» **WHAT THE EXERCISE ASKS**
Starting at the first entry below, repeat all the data word for word and drop the pictures.
*** Opening AVAILABLE DATA ***
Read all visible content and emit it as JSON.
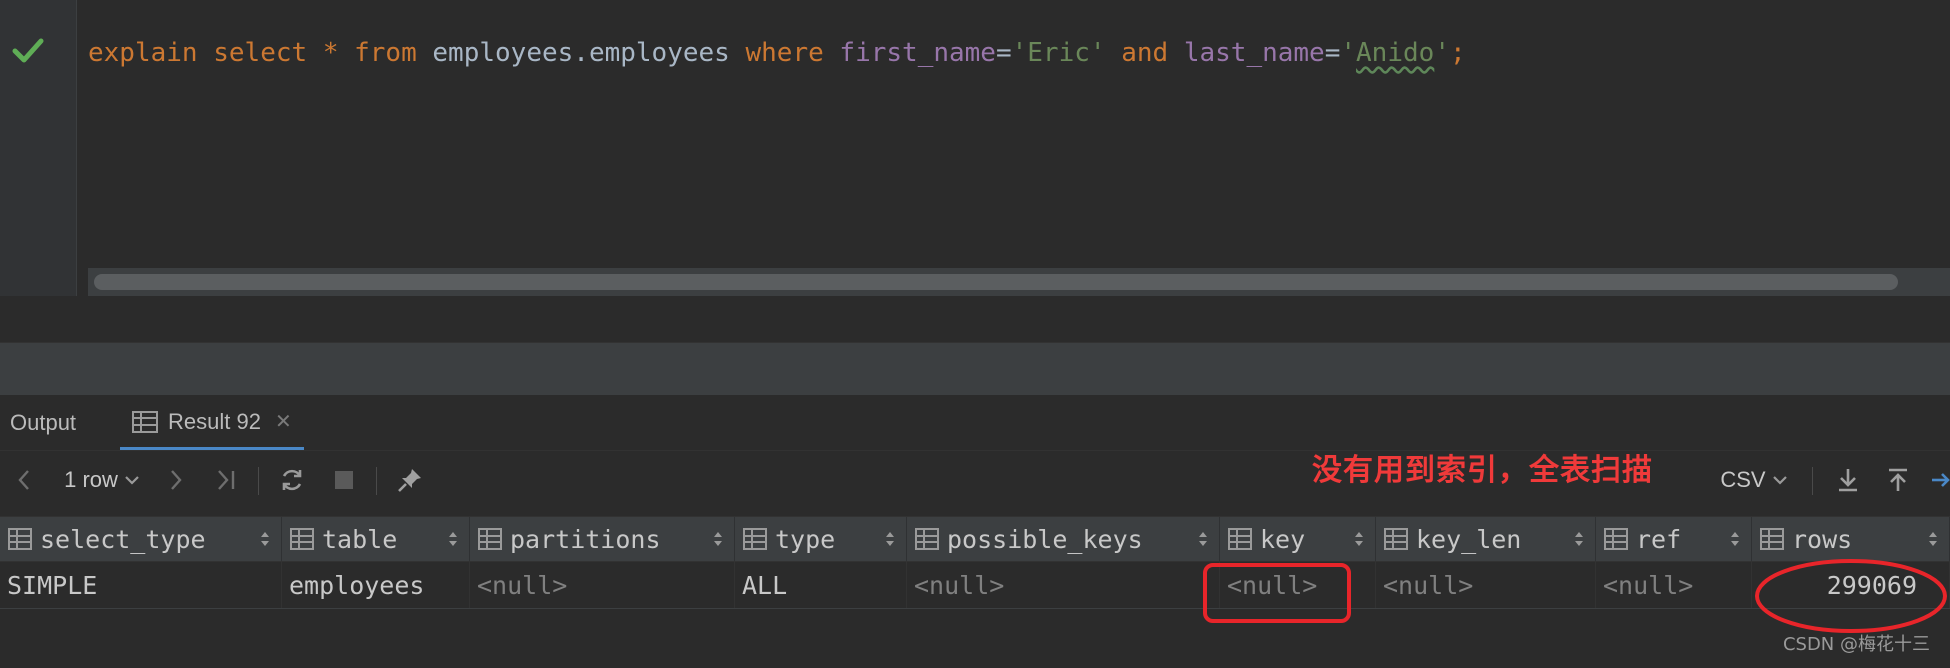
{
  "editor": {
    "status_icon": "check-icon",
    "sql": {
      "t1": "explain",
      "t2": "select",
      "t3": "*",
      "t4": "from",
      "t5": "employees.employees",
      "t6": "where",
      "t7": "first_name",
      "t8": "=",
      "t9": "'Eric'",
      "t10": "and",
      "t11": "last_name",
      "t12": "=",
      "t13": "'",
      "t14": "Anido",
      "t15": "'",
      "t16": ";"
    }
  },
  "tabs": {
    "output": "Output",
    "result": "Result 92",
    "close": "✕"
  },
  "toolbar": {
    "row_count": "1 row",
    "export_format": "CSV"
  },
  "annotation": "没有用到索引，全表扫描",
  "grid": {
    "columns": [
      "select_type",
      "table",
      "partitions",
      "type",
      "possible_keys",
      "key",
      "key_len",
      "ref",
      "rows"
    ],
    "row": [
      "SIMPLE",
      "employees",
      "<null>",
      "ALL",
      "<null>",
      "<null>",
      "<null>",
      "<null>",
      "299069"
    ]
  },
  "watermark": "CSDN @梅花十三",
  "colors": {
    "background": "#2b2b2b",
    "keyword": "#cc7832",
    "string": "#6a8759",
    "column": "#9876aa",
    "annotation_red": "#f03a3a",
    "check_green": "#5fad56"
  }
}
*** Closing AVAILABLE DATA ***
» **WRITTEN RESPONSE**
Read all visible content and emit it as JSON.
{
  "editor": {
    "status_icon": "check-icon",
    "sql": {
      "t1": "explain",
      "t2": "select",
      "t3": "*",
      "t4": "from",
      "t5": "employees.employees",
      "t6": "where",
      "t7": "first_name",
      "t8": "=",
      "t9": "'Eric'",
      "t10": "and",
      "t11": "last_name",
      "t12": "=",
      "t13": "'",
      "t14": "Anido",
      "t15": "'",
      "t16": ";"
    }
  },
  "tabs": {
    "output": "Output",
    "result": "Result 92",
    "close": "✕"
  },
  "toolbar": {
    "row_count": "1 row",
    "export_format": "CSV"
  },
  "annotation": "没有用到索引，全表扫描",
  "grid": {
    "columns": [
      "select_type",
      "table",
      "partitions",
      "type",
      "possible_keys",
      "key",
      "key_len",
      "ref",
      "rows"
    ],
    "row": [
      "SIMPLE",
      "employees",
      "<null>",
      "ALL",
      "<null>",
      "<null>",
      "<null>",
      "<null>",
      "299069"
    ]
  },
  "watermark": "CSDN @梅花十三",
  "colors": {
    "background": "#2b2b2b",
    "keyword": "#cc7832",
    "string": "#6a8759",
    "column": "#9876aa",
    "annotation_red": "#f03a3a",
    "check_green": "#5fad56"
  }
}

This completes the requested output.